Assignment >> This exercise calls for every line of the listing below that contains the word "content".

Listed entries >>

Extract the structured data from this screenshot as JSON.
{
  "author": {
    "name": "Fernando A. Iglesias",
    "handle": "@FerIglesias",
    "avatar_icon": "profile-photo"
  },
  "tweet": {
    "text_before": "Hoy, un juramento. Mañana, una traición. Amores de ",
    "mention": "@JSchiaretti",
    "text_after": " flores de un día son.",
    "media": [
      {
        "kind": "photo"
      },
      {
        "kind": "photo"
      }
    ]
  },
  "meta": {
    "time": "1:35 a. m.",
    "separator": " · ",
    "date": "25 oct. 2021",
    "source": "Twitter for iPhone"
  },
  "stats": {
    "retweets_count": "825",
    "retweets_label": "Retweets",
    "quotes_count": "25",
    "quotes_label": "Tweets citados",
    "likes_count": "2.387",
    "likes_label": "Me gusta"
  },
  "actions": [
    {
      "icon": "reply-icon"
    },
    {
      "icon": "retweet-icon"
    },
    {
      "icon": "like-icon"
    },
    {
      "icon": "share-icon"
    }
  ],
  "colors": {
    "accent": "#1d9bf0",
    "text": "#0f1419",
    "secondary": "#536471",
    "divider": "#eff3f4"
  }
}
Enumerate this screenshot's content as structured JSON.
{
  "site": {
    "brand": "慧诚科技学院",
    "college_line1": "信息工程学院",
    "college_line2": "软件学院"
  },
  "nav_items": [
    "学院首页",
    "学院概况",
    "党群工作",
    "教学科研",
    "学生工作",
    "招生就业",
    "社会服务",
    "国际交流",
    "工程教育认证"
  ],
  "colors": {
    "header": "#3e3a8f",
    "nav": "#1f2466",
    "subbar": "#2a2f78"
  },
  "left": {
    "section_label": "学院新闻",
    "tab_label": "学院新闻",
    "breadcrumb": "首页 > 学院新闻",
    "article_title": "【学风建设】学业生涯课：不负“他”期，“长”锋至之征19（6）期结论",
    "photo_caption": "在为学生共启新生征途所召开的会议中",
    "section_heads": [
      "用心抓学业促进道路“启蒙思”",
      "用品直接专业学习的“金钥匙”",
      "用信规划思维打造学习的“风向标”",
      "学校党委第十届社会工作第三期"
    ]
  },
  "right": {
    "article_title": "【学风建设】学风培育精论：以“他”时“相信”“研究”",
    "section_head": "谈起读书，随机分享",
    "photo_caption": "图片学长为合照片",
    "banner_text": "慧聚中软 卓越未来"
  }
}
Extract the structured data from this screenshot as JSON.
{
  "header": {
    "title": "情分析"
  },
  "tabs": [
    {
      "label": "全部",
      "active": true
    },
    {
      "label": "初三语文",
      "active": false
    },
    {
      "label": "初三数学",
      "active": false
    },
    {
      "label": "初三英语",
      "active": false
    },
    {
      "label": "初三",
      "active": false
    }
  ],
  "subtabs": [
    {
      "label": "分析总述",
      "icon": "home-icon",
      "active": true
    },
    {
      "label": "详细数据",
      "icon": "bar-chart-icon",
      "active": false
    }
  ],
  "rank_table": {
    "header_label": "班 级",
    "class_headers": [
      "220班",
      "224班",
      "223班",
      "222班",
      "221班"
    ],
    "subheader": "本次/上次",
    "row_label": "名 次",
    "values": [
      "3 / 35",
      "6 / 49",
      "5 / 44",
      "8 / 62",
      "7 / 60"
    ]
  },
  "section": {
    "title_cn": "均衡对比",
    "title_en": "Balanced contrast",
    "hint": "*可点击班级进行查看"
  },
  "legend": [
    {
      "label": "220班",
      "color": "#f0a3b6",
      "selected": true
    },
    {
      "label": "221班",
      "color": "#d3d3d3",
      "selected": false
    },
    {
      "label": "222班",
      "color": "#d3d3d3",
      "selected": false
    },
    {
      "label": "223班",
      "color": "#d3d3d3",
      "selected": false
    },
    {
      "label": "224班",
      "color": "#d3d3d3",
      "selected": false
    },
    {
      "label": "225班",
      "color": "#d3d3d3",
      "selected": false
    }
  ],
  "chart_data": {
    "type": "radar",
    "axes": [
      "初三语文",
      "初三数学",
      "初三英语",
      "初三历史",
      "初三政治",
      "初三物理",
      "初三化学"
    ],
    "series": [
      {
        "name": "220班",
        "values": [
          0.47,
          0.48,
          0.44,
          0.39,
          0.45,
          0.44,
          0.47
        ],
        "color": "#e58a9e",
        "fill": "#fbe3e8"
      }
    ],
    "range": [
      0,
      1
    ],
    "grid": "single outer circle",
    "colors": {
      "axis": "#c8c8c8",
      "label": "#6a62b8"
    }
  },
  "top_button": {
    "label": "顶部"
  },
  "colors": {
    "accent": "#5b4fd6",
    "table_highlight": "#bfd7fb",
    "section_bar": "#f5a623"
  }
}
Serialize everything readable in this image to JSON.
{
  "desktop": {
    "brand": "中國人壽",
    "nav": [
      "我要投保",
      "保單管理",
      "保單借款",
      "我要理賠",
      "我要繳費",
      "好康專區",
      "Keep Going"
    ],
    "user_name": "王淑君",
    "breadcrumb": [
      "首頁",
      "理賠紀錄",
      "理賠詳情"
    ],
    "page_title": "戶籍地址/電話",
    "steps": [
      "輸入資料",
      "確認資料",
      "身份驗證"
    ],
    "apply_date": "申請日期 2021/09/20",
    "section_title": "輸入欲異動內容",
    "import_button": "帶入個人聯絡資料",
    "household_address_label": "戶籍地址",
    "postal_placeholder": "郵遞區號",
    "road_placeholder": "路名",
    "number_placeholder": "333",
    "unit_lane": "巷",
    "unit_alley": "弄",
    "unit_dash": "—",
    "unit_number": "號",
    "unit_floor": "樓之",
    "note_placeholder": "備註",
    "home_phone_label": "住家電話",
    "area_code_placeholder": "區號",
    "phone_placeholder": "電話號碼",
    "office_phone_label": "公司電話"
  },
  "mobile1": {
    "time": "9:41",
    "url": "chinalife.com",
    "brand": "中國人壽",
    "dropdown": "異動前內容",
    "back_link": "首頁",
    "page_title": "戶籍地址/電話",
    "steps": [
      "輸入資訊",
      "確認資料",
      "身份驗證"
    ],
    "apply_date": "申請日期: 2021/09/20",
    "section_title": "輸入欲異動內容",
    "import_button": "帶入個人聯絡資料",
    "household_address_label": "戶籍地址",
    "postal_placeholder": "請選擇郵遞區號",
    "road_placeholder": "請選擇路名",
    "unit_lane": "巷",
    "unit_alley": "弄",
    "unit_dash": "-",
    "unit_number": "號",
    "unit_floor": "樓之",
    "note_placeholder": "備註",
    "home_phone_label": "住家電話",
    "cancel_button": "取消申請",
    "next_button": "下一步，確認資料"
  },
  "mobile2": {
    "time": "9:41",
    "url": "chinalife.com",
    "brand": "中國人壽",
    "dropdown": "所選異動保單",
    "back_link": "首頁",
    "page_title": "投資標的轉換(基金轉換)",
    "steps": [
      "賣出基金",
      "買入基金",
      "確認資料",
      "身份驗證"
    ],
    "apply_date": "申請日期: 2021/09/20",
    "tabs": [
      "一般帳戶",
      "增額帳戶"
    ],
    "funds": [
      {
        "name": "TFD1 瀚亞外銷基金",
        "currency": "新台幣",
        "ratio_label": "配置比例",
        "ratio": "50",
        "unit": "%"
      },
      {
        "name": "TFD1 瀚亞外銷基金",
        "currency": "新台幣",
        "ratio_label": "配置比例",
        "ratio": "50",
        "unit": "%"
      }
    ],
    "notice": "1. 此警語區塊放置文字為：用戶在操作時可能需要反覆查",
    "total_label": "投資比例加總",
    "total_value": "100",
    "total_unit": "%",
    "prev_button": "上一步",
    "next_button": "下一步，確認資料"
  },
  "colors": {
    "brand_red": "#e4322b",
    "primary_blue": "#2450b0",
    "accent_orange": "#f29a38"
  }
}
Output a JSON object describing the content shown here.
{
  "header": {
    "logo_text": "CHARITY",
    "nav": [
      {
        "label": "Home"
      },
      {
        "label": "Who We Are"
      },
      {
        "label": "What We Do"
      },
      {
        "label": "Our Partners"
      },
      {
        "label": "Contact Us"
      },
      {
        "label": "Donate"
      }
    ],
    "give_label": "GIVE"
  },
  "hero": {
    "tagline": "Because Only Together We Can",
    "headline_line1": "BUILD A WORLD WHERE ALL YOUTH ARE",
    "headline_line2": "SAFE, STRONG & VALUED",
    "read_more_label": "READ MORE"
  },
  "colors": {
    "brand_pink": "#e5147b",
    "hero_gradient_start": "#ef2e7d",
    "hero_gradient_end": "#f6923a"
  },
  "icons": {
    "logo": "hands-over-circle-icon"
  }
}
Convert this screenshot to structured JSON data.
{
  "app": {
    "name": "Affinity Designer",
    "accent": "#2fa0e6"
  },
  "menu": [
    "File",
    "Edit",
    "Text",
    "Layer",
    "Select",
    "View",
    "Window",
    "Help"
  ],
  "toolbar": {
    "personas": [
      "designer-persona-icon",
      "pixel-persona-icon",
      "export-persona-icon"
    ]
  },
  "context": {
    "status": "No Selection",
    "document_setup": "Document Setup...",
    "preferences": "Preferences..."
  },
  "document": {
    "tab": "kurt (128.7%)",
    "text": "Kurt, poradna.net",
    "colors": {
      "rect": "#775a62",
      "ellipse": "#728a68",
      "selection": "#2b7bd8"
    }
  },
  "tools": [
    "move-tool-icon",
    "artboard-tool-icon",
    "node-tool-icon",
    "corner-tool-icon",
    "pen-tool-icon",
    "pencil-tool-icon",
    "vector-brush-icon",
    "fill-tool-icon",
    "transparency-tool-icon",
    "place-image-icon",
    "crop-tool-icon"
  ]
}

Task solution >>
Enumerate this screenshot's content as structured JSON.
Output a JSON object describing the content shown here.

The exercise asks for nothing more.